To do - Reproduce all of the records word for word, omitting the pictures.

Dataset content -
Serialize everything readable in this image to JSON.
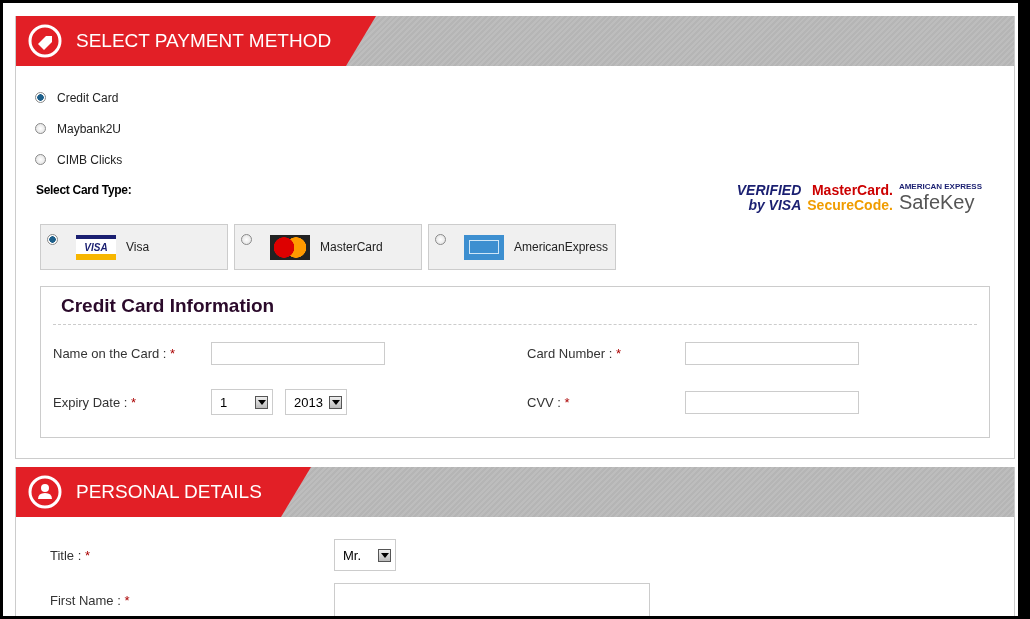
{
  "payment": {
    "title": "SELECT PAYMENT METHOD",
    "methods": [
      {
        "label": "Credit Card",
        "selected": true
      },
      {
        "label": "Maybank2U",
        "selected": false
      },
      {
        "label": "CIMB Clicks",
        "selected": false
      }
    ],
    "card_type_label": "Select Card Type:",
    "security_logos": [
      {
        "kind": "visa",
        "line_1": "VERIFIED",
        "line_2": "by VISA"
      },
      {
        "kind": "mastercard",
        "line_1": "MasterCard.",
        "line_2": "SecureCode."
      },
      {
        "kind": "amex",
        "line_1": "AMERICAN EXPRESS",
        "line_2": "SafeKey"
      }
    ],
    "cards": [
      {
        "kind": "visa",
        "label": "Visa",
        "logo_text": "VISA",
        "selected": true
      },
      {
        "kind": "mastercard",
        "label": "MasterCard",
        "selected": false
      },
      {
        "kind": "amex",
        "label": "AmericanExpress",
        "selected": false
      }
    ],
    "card_info": {
      "title": "Credit Card Information",
      "name_label": "Name on the Card :",
      "number_label": "Card Number :",
      "expiry_label": "Expiry Date :",
      "cvv_label": "CVV :",
      "required": "*",
      "expiry_month": "1",
      "expiry_year": "2013"
    }
  },
  "personal": {
    "title": "PERSONAL DETAILS",
    "title_label": "Title :",
    "title_value": "Mr.",
    "first_name_label": "First Name :",
    "required": "*"
  }
}
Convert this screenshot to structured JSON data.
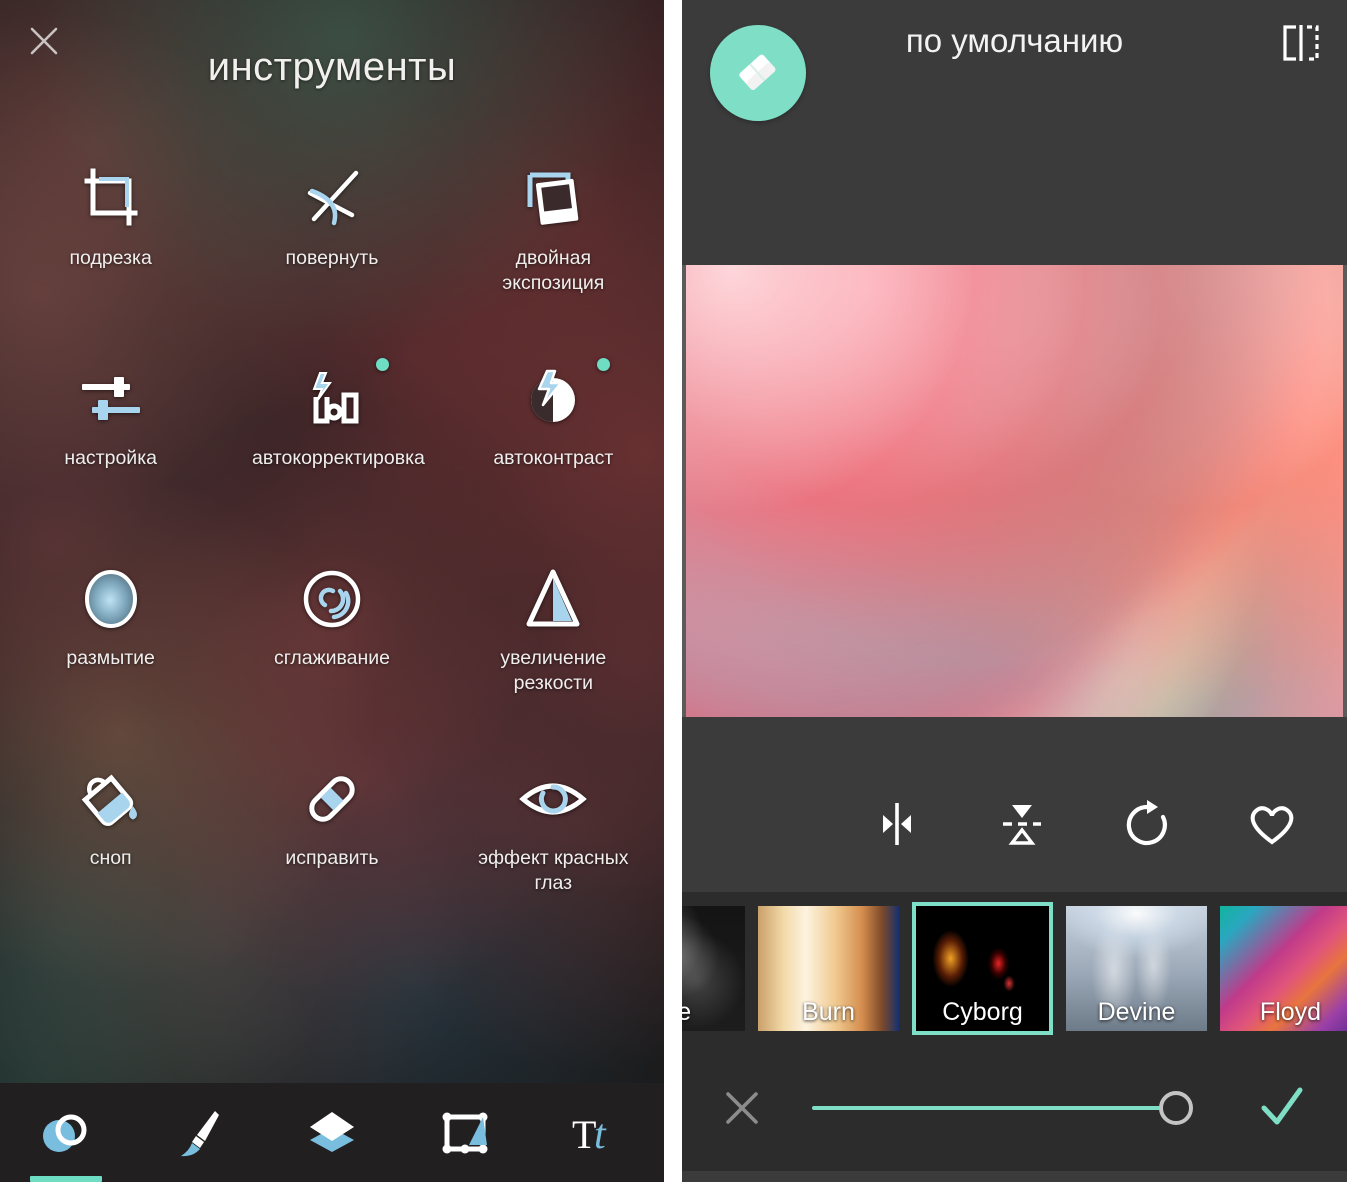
{
  "left_panel": {
    "close_icon": "close-icon",
    "title": "инструменты",
    "tools": [
      {
        "label": "подрезка",
        "icon": "crop-icon",
        "badge": false
      },
      {
        "label": "повернуть",
        "icon": "rotate-icon",
        "badge": false
      },
      {
        "label": "двойная экспозиция",
        "icon": "double-exposure-icon",
        "badge": false
      },
      {
        "label": "настройка",
        "icon": "adjust-sliders-icon",
        "badge": false
      },
      {
        "label": "автокорректировка",
        "icon": "auto-correct-icon",
        "badge": true
      },
      {
        "label": "автоконтраст",
        "icon": "auto-contrast-icon",
        "badge": true
      },
      {
        "label": "размытие",
        "icon": "blur-icon",
        "badge": false
      },
      {
        "label": "сглаживание",
        "icon": "smooth-icon",
        "badge": false
      },
      {
        "label": "увеличение резкости",
        "icon": "sharpen-icon",
        "badge": false
      },
      {
        "label": "сноп",
        "icon": "paint-bucket-icon",
        "badge": false
      },
      {
        "label": "исправить",
        "icon": "bandage-fix-icon",
        "badge": false
      },
      {
        "label": "эффект красных глаз",
        "icon": "red-eye-icon",
        "badge": false
      }
    ],
    "tabbar": [
      {
        "name": "tab-effects",
        "icon": "overlapping-circles-icon",
        "active": true
      },
      {
        "name": "tab-brush",
        "icon": "paintbrush-icon",
        "active": false
      },
      {
        "name": "tab-layers",
        "icon": "layers-diamond-icon",
        "active": false
      },
      {
        "name": "tab-frames",
        "icon": "frame-icon",
        "active": false
      },
      {
        "name": "tab-text",
        "icon": "text-tt-icon",
        "active": false
      }
    ]
  },
  "right_panel": {
    "header": {
      "fab_icon": "eraser-icon",
      "title": "по умолчанию",
      "compare_icon": "before-after-compare-icon"
    },
    "photo": {
      "name": "bokeh-christmas-lights-photo"
    },
    "toolrow": [
      {
        "name": "flip-horizontal-button",
        "icon": "flip-horizontal-icon"
      },
      {
        "name": "flip-vertical-button",
        "icon": "flip-vertical-icon"
      },
      {
        "name": "rotate-button",
        "icon": "rotate-cw-icon"
      },
      {
        "name": "favorite-button",
        "icon": "heart-icon"
      }
    ],
    "filters": [
      {
        "label": "ble",
        "swatch": "t-noble",
        "selected": false,
        "clipped": true
      },
      {
        "label": "Burn",
        "swatch": "t-burn",
        "selected": false,
        "clipped": false
      },
      {
        "label": "Cyborg",
        "swatch": "t-cyborg",
        "selected": true,
        "clipped": false
      },
      {
        "label": "Devine",
        "swatch": "t-devine",
        "selected": false,
        "clipped": false
      },
      {
        "label": "Floyd",
        "swatch": "t-floyd",
        "selected": false,
        "clipped": false
      },
      {
        "label": "",
        "swatch": "t-dark",
        "selected": false,
        "clipped": false
      }
    ],
    "slider": {
      "cancel_icon": "close-icon",
      "confirm_icon": "check-icon",
      "value_percent": 100
    }
  },
  "colors": {
    "accent_teal": "#7fdfc6",
    "icon_blue": "#a9d4ee",
    "panel_bg": "#3b3b3b",
    "strip_bg": "#2c2c2c",
    "tabbar_bg": "#221f20"
  }
}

Solution to the exercise -
Serialize everything readable in this image to JSON.
{
  "payment": {
    "title": "SELECT PAYMENT METHOD",
    "methods": [
      {
        "label": "Credit Card",
        "selected": true
      },
      {
        "label": "Maybank2U",
        "selected": false
      },
      {
        "label": "CIMB Clicks",
        "selected": false
      }
    ],
    "card_type_label": "Select Card Type:",
    "security_logos": [
      {
        "kind": "visa",
        "line_1": "VERIFIED",
        "line_2": "by VISA"
      },
      {
        "kind": "mastercard",
        "line_1": "MasterCard.",
        "line_2": "SecureCode."
      },
      {
        "kind": "amex",
        "line_1": "AMERICAN EXPRESS",
        "line_2": "SafeKey"
      }
    ],
    "cards": [
      {
        "kind": "visa",
        "label": "Visa",
        "logo_text": "VISA",
        "selected": true
      },
      {
        "kind": "mastercard",
        "label": "MasterCard",
        "selected": false
      },
      {
        "kind": "amex",
        "label": "AmericanExpress",
        "selected": false
      }
    ],
    "card_info": {
      "title": "Credit Card Information",
      "name_label": "Name on the Card :",
      "number_label": "Card Number :",
      "expiry_label": "Expiry Date :",
      "cvv_label": "CVV :",
      "required": "*",
      "expiry_month": "1",
      "expiry_year": "2013"
    }
  },
  "personal": {
    "title": "PERSONAL DETAILS",
    "title_label": "Title :",
    "title_value": "Mr.",
    "first_name_label": "First Name :",
    "required": "*"
  }
}
Convert this screenshot to structured JSON data.
{
  "left_panel": {
    "close_icon": "close-icon",
    "title": "инструменты",
    "tools": [
      {
        "label": "подрезка",
        "icon": "crop-icon",
        "badge": false
      },
      {
        "label": "повернуть",
        "icon": "rotate-icon",
        "badge": false
      },
      {
        "label": "двойная экспозиция",
        "icon": "double-exposure-icon",
        "badge": false
      },
      {
        "label": "настройка",
        "icon": "adjust-sliders-icon",
        "badge": false
      },
      {
        "label": "автокорректировка",
        "icon": "auto-correct-icon",
        "badge": true
      },
      {
        "label": "автоконтраст",
        "icon": "auto-contrast-icon",
        "badge": true
      },
      {
        "label": "размытие",
        "icon": "blur-icon",
        "badge": false
      },
      {
        "label": "сглаживание",
        "icon": "smooth-icon",
        "badge": false
      },
      {
        "label": "увеличение резкости",
        "icon": "sharpen-icon",
        "badge": false
      },
      {
        "label": "сноп",
        "icon": "paint-bucket-icon",
        "badge": false
      },
      {
        "label": "исправить",
        "icon": "bandage-fix-icon",
        "badge": false
      },
      {
        "label": "эффект красных глаз",
        "icon": "red-eye-icon",
        "badge": false
      }
    ],
    "tabbar": [
      {
        "name": "tab-effects",
        "icon": "overlapping-circles-icon",
        "active": true
      },
      {
        "name": "tab-brush",
        "icon": "paintbrush-icon",
        "active": false
      },
      {
        "name": "tab-layers",
        "icon": "layers-diamond-icon",
        "active": false
      },
      {
        "name": "tab-frames",
        "icon": "frame-icon",
        "active": false
      },
      {
        "name": "tab-text",
        "icon": "text-tt-icon",
        "active": false
      }
    ]
  },
  "right_panel": {
    "header": {
      "fab_icon": "eraser-icon",
      "title": "по умолчанию",
      "compare_icon": "before-after-compare-icon"
    },
    "photo": {
      "name": "bokeh-christmas-lights-photo"
    },
    "toolrow": [
      {
        "name": "flip-horizontal-button",
        "icon": "flip-horizontal-icon"
      },
      {
        "name": "flip-vertical-button",
        "icon": "flip-vertical-icon"
      },
      {
        "name": "rotate-button",
        "icon": "rotate-cw-icon"
      },
      {
        "name": "favorite-button",
        "icon": "heart-icon"
      }
    ],
    "filters": [
      {
        "label": "ble",
        "swatch": "t-noble",
        "selected": false,
        "clipped": true
      },
      {
        "label": "Burn",
        "swatch": "t-burn",
        "selected": false,
        "clipped": false
      },
      {
        "label": "Cyborg",
        "swatch": "t-cyborg",
        "selected": true,
        "clipped": false
      },
      {
        "label": "Devine",
        "swatch": "t-devine",
        "selected": false,
        "clipped": false
      },
      {
        "label": "Floyd",
        "swatch": "t-floyd",
        "selected": false,
        "clipped": false
      },
      {
        "label": "",
        "swatch": "t-dark",
        "selected": false,
        "clipped": false
      }
    ],
    "slider": {
      "cancel_icon": "close-icon",
      "confirm_icon": "check-icon",
      "value_percent": 100
    }
  },
  "colors": {
    "accent_teal": "#7fdfc6",
    "icon_blue": "#a9d4ee",
    "panel_bg": "#3b3b3b",
    "strip_bg": "#2c2c2c",
    "tabbar_bg": "#221f20"
  }
}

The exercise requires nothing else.